The weekend before my father passed away, I took a trip to San Diego for a wedding on Saturday. The wedding was in the afternoon, so Val and I visited the art gallery of Randall Hasson. Randy is a fine artist and calligrapher.
One painting stood out in his gallery. They were all beautiful, but one piece seemed to beckon me. I saved up for several years to purchase the piece that now hangs over my fireplace. When I called Randy to place my order, I told him how that particular piece affected me. He said that in the art world there is a saying, “You don’t pick the art, the art picks you.”
Well, that is how I feel about a particular passage in the Bible. I have never had a favorite verse…or a favorite color, etc. But at age 63 there is a passage that has picked me—much like Mr. Hasson’s painting. It has touched me in powerful ways. It has come to mind on a host of occasions and strengthened me in ways I would have never suspected. And, if a reader understood the significance of this one text, they would understand much of the Bible and the Story it tells.
Ironically, the text that holds so much sway over me is only a part of a verse. It is not the whole verse. In fact, it is only one word, a declaration in the Greek New Testament—but it takes three English words to translate. That is because it is a verb, and verbs in Greek contain the personal pronoun in their endings. The Greeks had personal pronouns, and when they are used, it is for emphasis.
Its brevity is not what attracts me to it. There are other brief verses, like John 11:35, “Jesus wept.” This verse is made up of 3 Greek words, and two English words are used to translate it.
I can imagine someone stumbling onto a Bible for the first time and opening it to this passage and being struck with curiosity, perhaps unbelief, or amazement. I am willing to affirm that if someone happened to read this text, asked about its significance, and explored its significance like a detective trying to solve a mystery, they would see precisely what I am affirming.
The word I have withheld from the reader is found in Mark 16:6. It is the Greek agerthe. (Isn’t that helpful?)
Today’s sermon has been on my mind for weeks. This past week I wrote 6 sermons…well really, only one sermon with 6 points, but because I am in the midst of a homiletical experiment, I am making a series out of it.
The homiletical experiment I have engaged in over the past 3-4 weeks is to center each sermon around one and only one point. The sermon I put together over the past five days had 6 points. On my way home Wednesday evening, I realized that this went against my experiment.
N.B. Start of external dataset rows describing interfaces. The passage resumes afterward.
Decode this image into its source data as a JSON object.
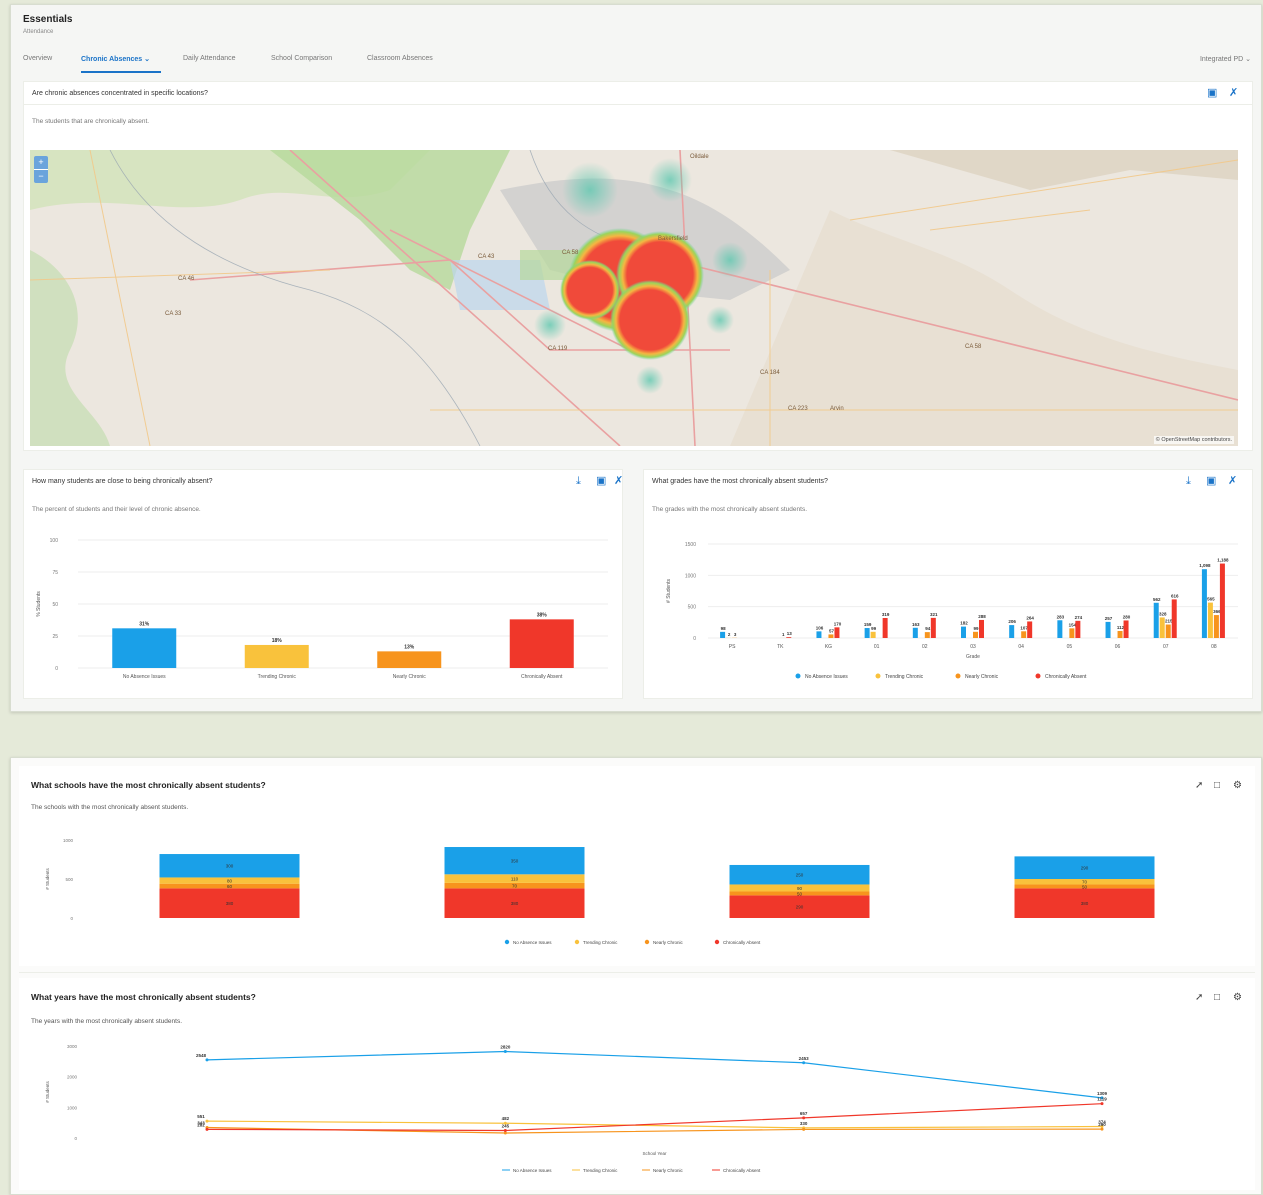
{
  "app": {
    "title": "Essentials",
    "subtitle": "Attendance",
    "org_selector": "Integrated PD"
  },
  "tabs": [
    {
      "label": "Overview",
      "active": false
    },
    {
      "label": "Chronic Absences",
      "active": true
    },
    {
      "label": "Daily Attendance",
      "active": false
    },
    {
      "label": "School Comparison",
      "active": false
    },
    {
      "label": "Classroom Absences",
      "active": false
    }
  ],
  "map_card": {
    "title": "Are chronic absences concentrated in specific locations?",
    "subtitle": "The students that are chronically absent.",
    "zoom_in": "+",
    "zoom_out": "−",
    "attribution": "© OpenStreetMap contributors.",
    "place_labels": [
      "Bakersfield",
      "CA 58",
      "CA 43",
      "CA 119",
      "CA 184",
      "CA 223",
      "CA 33",
      "CA 46",
      "CA 65",
      "Arvin",
      "Oildale"
    ]
  },
  "levels_card": {
    "title": "How many students are close to being chronically absent?",
    "subtitle": "The percent of students and their level of chronic absence.",
    "chart_data": {
      "type": "bar",
      "ylabel": "% Students",
      "ylim": [
        0,
        100
      ],
      "yticks": [
        "100",
        "75",
        "50",
        "25",
        "0"
      ],
      "categories": [
        "No Absence Issues",
        "Trending Chronic",
        "Nearly Chronic",
        "Chronically Absent"
      ],
      "values": [
        31,
        18,
        13,
        38
      ],
      "labels": [
        "31%",
        "18%",
        "13%",
        "38%"
      ],
      "colors": [
        "#1aa0e8",
        "#f9c23c",
        "#f7941d",
        "#f0372a"
      ]
    }
  },
  "grades_card": {
    "title": "What grades have the most chronically absent students?",
    "subtitle": "The grades with the most chronically absent students.",
    "chart_data": {
      "type": "bar",
      "xlabel": "Grade",
      "ylabel": "# Students",
      "ylim": [
        0,
        1500
      ],
      "yticks": [
        "1500",
        "1000",
        "500",
        "0"
      ],
      "categories": [
        "PS",
        "TK",
        "KG",
        "01",
        "02",
        "03",
        "04",
        "05",
        "06",
        "07",
        "08"
      ],
      "series": [
        {
          "name": "No Absence Issues",
          "color": "#1aa0e8",
          "values": [
            98,
            0,
            106,
            159,
            163,
            182,
            206,
            283,
            257,
            562,
            1098
          ]
        },
        {
          "name": "Trending Chronic",
          "color": "#f9c23c",
          "values": [
            2,
            0,
            0,
            99,
            0,
            0,
            0,
            0,
            0,
            328,
            565
          ]
        },
        {
          "name": "Nearly Chronic",
          "color": "#f7941d",
          "values": [
            3,
            1,
            57,
            0,
            94,
            99,
            107,
            154,
            112,
            215,
            366
          ]
        },
        {
          "name": "Chronically Absent",
          "color": "#f0372a",
          "values": [
            0,
            13,
            170,
            319,
            321,
            288,
            264,
            274,
            280,
            616,
            1188
          ]
        }
      ],
      "labels": [
        [
          "98",
          "",
          "106",
          "159",
          "163",
          "182",
          "206",
          "283",
          "257",
          "562",
          "1,098"
        ],
        [
          "2",
          "",
          "",
          "99",
          "",
          "",
          "",
          "",
          "",
          "328",
          "565"
        ],
        [
          "3",
          "1",
          "57",
          "",
          "94",
          "99",
          "107",
          "154",
          "112",
          "215",
          "366"
        ],
        [
          "",
          "13",
          "170",
          "319",
          "321",
          "288",
          "264",
          "274",
          "280",
          "616",
          "1,188"
        ]
      ],
      "legend": [
        "No Absence Issues",
        "Trending Chronic",
        "Nearly Chronic",
        "Chronically Absent"
      ]
    }
  },
  "schools_card": {
    "title": "What schools have the most chronically absent students?",
    "subtitle": "The schools with the most chronically absent students.",
    "chart_data": {
      "type": "bar",
      "stacked": true,
      "ylabel": "# Students",
      "ylim": [
        0,
        1000
      ],
      "yticks": [
        "1000",
        "500",
        "0"
      ],
      "categories": [
        "",
        "",
        "",
        ""
      ],
      "series": [
        {
          "name": "No Absence Issues",
          "color": "#1aa0e8",
          "values": [
            300,
            350,
            250,
            290
          ]
        },
        {
          "name": "Trending Chronic",
          "color": "#f9c23c",
          "values": [
            80,
            110,
            90,
            70
          ]
        },
        {
          "name": "Nearly Chronic",
          "color": "#f7941d",
          "values": [
            60,
            70,
            50,
            50
          ]
        },
        {
          "name": "Chronically Absent",
          "color": "#f0372a",
          "values": [
            380,
            380,
            290,
            380
          ]
        }
      ],
      "legend": [
        "No Absence Issues",
        "Trending Chronic",
        "Nearly Chronic",
        "Chronically Absent"
      ]
    }
  },
  "years_card": {
    "title": "What years have the most chronically absent students?",
    "subtitle": "The years with the most chronically absent students.",
    "chart_data": {
      "type": "line",
      "ylabel": "# Students",
      "xlabel": "School Year",
      "ylim": [
        0,
        3000
      ],
      "yticks": [
        "3000",
        "2000",
        "1000",
        "0"
      ],
      "x": [
        "",
        "",
        "",
        ""
      ],
      "series": [
        {
          "name": "No Absence Issues",
          "color": "#1aa0e8",
          "values": [
            2548,
            2820,
            2453,
            1309
          ]
        },
        {
          "name": "Trending Chronic",
          "color": "#f9c23c",
          "values": [
            551,
            482,
            330,
            374
          ]
        },
        {
          "name": "Nearly Chronic",
          "color": "#f7941d",
          "values": [
            343,
            162,
            280,
            290
          ]
        },
        {
          "name": "Chronically Absent",
          "color": "#f0372a",
          "values": [
            282,
            245,
            657,
            1119
          ]
        }
      ],
      "labels": [
        [
          "2548",
          "2820",
          "2453",
          "1309"
        ],
        [
          "551",
          "482",
          "330",
          "374"
        ],
        [
          "343",
          "",
          "",
          "290"
        ],
        [
          "282",
          "245",
          "657",
          "1119"
        ]
      ],
      "legend": [
        "No Absence Issues",
        "Trending Chronic",
        "Nearly Chronic",
        "Chronically Absent"
      ]
    }
  }
}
So, Thursday, I reworked the six point sermon into a one point sermon reserving the other main points for the next few weeks.
The next few articles will be centered on the significance of this one word, translated, “He has risen!”